[[ MATERIAL PROVIDED, beginning ]]

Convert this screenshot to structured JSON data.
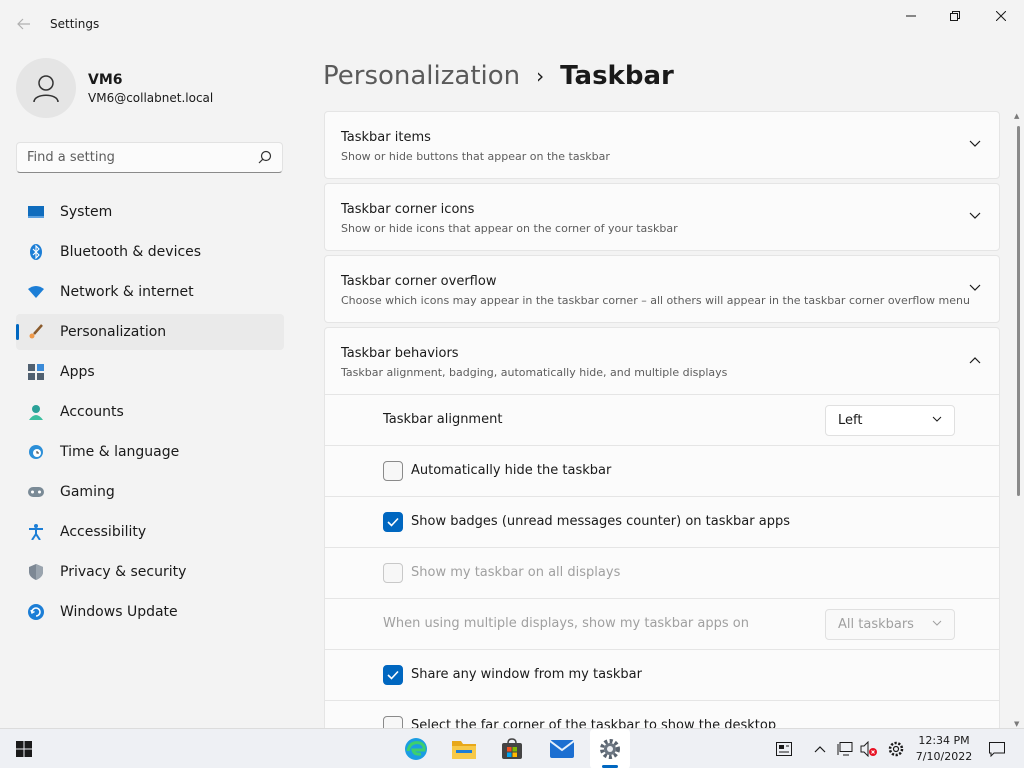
{
  "window": {
    "title": "Settings"
  },
  "profile": {
    "name": "VM6",
    "email": "VM6@collabnet.local"
  },
  "search": {
    "placeholder": "Find a setting"
  },
  "nav": {
    "items": [
      {
        "label": "System",
        "icon": "monitor-icon"
      },
      {
        "label": "Bluetooth & devices",
        "icon": "bluetooth-icon"
      },
      {
        "label": "Network & internet",
        "icon": "wifi-icon"
      },
      {
        "label": "Personalization",
        "icon": "brush-icon",
        "active": true
      },
      {
        "label": "Apps",
        "icon": "apps-icon"
      },
      {
        "label": "Accounts",
        "icon": "person-icon"
      },
      {
        "label": "Time & language",
        "icon": "clock-globe-icon"
      },
      {
        "label": "Gaming",
        "icon": "gamepad-icon"
      },
      {
        "label": "Accessibility",
        "icon": "accessibility-icon"
      },
      {
        "label": "Privacy & security",
        "icon": "shield-icon"
      },
      {
        "label": "Windows Update",
        "icon": "update-icon"
      }
    ]
  },
  "header": {
    "parent": "Personalization",
    "separator": "›",
    "current": "Taskbar"
  },
  "sections": [
    {
      "title": "Taskbar items",
      "description": "Show or hide buttons that appear on the taskbar",
      "expanded": false
    },
    {
      "title": "Taskbar corner icons",
      "description": "Show or hide icons that appear on the corner of your taskbar",
      "expanded": false
    },
    {
      "title": "Taskbar corner overflow",
      "description": "Choose which icons may appear in the taskbar corner – all others will appear in the taskbar corner overflow menu",
      "expanded": false
    },
    {
      "title": "Taskbar behaviors",
      "description": "Taskbar alignment, badging, automatically hide, and multiple displays",
      "expanded": true
    }
  ],
  "behaviors": {
    "alignment_label": "Taskbar alignment",
    "alignment_value": "Left",
    "auto_hide": {
      "label": "Automatically hide the taskbar",
      "checked": false
    },
    "badges": {
      "label": "Show badges (unread messages counter) on taskbar apps",
      "checked": true
    },
    "all_displays": {
      "label": "Show my taskbar on all displays",
      "checked": false,
      "disabled": true
    },
    "multi_display_label": "When using multiple displays, show my taskbar apps on",
    "multi_display_value": "All taskbars",
    "share_window": {
      "label": "Share any window from my taskbar",
      "checked": true
    },
    "far_corner": {
      "label": "Select the far corner of the taskbar to show the desktop",
      "checked": false
    }
  },
  "taskbar": {
    "apps": [
      "windows-start-icon",
      "edge-icon",
      "file-explorer-icon",
      "store-icon",
      "mail-icon",
      "settings-icon"
    ],
    "time": "12:34 PM",
    "date": "7/10/2022"
  },
  "colors": {
    "accent": "#0067c0",
    "background": "#f3f3f3",
    "card": "#fbfbfb"
  }
}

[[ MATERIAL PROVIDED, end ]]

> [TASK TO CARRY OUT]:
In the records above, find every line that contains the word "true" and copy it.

> [YOUR SOLUTION]:
        "active": true
      "expanded": true
      "checked": true
      "disabled": true
      "checked": true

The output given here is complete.